And not just a forest, the forest, for the trees that trickle down the north side of the park, protecting a small gully with a creek running through it, is one of the southern-most appendages of the Wild North. You can follow this creek (aptly named Mosquito Creek) and it’s tree guardians all the way up into the mountains. So while it’s not a private grove where I can meditate in solitude, it’s still connected to the land that I love. And on a cool, sunny evening in the throws of the new growth of spring, I felt it was a good time to give thanks to the land that sustains me.

I wasn't sure what species this plant was, but the mauve and light green caught my eye and I had to stop and appreciate it.

I wasn’t sure what this plant was, but the mauve and light green caught my eye and I had to stop and appreciate it.

Behind the fence in the “no go” area, I found a young rowan tree growing alongside an ancient pine. The ground was covered in a layer of dead oak leaves (although I couldn’t find any nearby oak trees) of which the dandelions were breaking through and glowing in the setting sun. There was a young huckleberry bush, fiddlehead ferns, and a wild rose bush. It was beautiful.

Young rowan, vibrant with new growth.

Young rowan, vibrant with new growth.

I knelt by the base of the rowan and pine and placed my hands on their trunks. The smooth skin of the rowan contrasted so starkly with the rough, knotted pine bark, which was sticky with rising sap. I was losing light and the early spring coolness of evening was setting in, so I quietly thanked the spirits of the forest and the guardians of my Wild North. I left behind a stalk of wheat from my own garden and a tiger’s eye gem.

A Tiger's Eye gemstone and a stalk of wheat from my own garden; an offering to the spirits of the forest threshold.

A Tiger’s Eye gemstone and a stalk of wheat from my own garden; an offering to the spirits of the forest threshold.

I grow ceremonial wheat in my herb garden. Every year, I plant a small handful of seeds saved for the previous years crop. This way I always have an abundance of offerings for the spirits that are infused with my energy, love, and commitment.

I grow ceremonial wheat in my herb garden. Every year, I plant a small handful of seeds saved from the previous years crop. This way I always have an abundance of offerings for the spirits that are infused with my energy, love, and commitment.

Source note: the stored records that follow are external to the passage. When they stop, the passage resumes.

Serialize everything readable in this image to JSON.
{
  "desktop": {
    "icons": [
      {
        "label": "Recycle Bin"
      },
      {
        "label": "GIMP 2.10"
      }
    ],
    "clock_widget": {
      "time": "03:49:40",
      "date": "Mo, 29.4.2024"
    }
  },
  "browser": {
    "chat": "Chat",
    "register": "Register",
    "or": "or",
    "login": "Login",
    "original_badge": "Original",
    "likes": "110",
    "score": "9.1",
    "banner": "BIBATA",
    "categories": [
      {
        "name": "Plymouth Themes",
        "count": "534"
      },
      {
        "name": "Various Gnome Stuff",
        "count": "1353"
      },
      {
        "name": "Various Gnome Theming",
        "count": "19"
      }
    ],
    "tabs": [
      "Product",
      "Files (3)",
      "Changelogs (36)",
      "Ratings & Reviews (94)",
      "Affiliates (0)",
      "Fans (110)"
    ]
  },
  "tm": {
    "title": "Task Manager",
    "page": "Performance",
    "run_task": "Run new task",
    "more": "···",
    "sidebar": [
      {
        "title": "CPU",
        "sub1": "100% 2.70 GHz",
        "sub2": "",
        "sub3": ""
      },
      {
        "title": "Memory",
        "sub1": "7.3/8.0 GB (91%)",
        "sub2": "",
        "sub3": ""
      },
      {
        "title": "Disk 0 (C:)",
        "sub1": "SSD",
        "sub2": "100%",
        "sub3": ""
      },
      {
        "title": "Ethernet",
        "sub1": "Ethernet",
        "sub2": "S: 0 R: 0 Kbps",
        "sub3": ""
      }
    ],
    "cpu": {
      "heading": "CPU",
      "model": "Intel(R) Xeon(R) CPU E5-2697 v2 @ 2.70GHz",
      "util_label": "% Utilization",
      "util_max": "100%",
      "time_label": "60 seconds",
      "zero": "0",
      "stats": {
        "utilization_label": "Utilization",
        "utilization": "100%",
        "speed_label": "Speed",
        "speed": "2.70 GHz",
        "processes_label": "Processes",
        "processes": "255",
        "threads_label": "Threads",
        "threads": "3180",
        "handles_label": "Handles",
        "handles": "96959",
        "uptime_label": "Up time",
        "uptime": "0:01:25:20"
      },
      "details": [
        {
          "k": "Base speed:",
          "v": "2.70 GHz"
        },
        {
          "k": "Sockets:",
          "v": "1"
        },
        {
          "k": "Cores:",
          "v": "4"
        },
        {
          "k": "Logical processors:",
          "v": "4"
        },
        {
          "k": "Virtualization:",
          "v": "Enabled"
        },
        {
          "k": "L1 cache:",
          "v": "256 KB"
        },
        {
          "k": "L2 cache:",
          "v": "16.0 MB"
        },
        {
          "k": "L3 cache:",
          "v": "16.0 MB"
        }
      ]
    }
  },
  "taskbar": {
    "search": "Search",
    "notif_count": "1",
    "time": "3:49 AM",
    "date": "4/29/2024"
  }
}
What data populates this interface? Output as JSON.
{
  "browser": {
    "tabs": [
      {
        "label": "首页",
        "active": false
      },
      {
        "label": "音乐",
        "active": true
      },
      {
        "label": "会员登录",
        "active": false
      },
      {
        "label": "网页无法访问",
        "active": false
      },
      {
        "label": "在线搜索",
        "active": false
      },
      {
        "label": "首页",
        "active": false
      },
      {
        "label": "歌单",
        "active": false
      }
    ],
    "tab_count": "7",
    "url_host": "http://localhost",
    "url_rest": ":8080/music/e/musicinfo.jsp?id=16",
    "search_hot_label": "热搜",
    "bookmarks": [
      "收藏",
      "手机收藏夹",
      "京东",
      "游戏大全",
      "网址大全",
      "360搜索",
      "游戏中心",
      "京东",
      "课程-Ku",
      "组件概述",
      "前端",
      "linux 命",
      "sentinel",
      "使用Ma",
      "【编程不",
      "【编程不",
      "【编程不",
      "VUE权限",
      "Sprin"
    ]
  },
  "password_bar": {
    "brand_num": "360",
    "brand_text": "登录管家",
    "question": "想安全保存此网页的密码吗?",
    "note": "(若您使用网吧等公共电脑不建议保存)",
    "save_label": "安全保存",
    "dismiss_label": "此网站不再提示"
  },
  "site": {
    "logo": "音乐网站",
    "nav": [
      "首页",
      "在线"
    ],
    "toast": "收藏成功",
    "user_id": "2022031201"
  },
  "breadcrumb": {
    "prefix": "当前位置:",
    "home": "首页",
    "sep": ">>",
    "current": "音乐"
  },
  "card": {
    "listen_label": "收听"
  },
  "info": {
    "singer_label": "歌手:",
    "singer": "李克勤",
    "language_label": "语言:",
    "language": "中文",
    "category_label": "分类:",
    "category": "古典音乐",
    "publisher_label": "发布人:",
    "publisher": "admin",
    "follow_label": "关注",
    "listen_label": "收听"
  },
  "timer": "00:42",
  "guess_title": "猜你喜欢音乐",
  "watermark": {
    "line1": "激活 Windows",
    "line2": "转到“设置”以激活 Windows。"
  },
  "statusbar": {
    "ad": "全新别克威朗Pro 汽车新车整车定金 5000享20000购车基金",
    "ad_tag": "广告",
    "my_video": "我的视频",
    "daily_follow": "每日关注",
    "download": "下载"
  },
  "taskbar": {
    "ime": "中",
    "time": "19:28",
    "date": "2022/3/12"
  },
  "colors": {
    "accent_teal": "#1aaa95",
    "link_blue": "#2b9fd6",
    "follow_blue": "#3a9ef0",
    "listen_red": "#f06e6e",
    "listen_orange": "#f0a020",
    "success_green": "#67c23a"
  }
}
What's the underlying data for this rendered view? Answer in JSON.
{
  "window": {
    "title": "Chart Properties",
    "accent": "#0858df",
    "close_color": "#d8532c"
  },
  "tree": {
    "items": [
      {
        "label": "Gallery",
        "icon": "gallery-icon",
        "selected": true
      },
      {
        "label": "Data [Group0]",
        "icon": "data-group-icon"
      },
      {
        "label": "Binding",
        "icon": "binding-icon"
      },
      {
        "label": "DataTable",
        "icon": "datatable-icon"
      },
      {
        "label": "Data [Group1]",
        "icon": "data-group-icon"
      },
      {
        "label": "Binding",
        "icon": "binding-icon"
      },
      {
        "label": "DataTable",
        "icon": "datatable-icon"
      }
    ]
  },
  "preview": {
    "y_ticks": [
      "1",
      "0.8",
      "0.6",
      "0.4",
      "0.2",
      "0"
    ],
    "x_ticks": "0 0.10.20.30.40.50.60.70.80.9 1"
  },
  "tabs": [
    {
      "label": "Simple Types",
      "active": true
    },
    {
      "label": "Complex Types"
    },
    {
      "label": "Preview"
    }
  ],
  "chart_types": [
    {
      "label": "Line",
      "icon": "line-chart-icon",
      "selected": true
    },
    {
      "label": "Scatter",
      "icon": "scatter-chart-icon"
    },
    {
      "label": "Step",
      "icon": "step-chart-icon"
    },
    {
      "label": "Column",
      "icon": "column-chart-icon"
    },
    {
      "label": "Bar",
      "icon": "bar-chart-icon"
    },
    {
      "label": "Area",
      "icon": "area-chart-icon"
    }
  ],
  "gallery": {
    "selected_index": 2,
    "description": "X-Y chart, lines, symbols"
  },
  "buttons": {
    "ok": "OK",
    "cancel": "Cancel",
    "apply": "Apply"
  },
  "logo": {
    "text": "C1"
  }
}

As I was walking back towards the car, the sun broke through the low branches of the pine ridge, illuminating a cherry tree which was just starting to bloom. It was nothing short of breathtaking; a sign, I hope, that my offering was accepted and a blessing bestowed.

The Pine Guardians, protectors of the Wild North.

The Pine Guardians, protectors of the Wild North.

Cherry blossoms in evening sunlight - the perfect blessing.

Cherry blossoms in evening sunlight – the perfect blessing.

May you, dear reader, find a moment of equal spiritual nourishment in the near future.
~Eira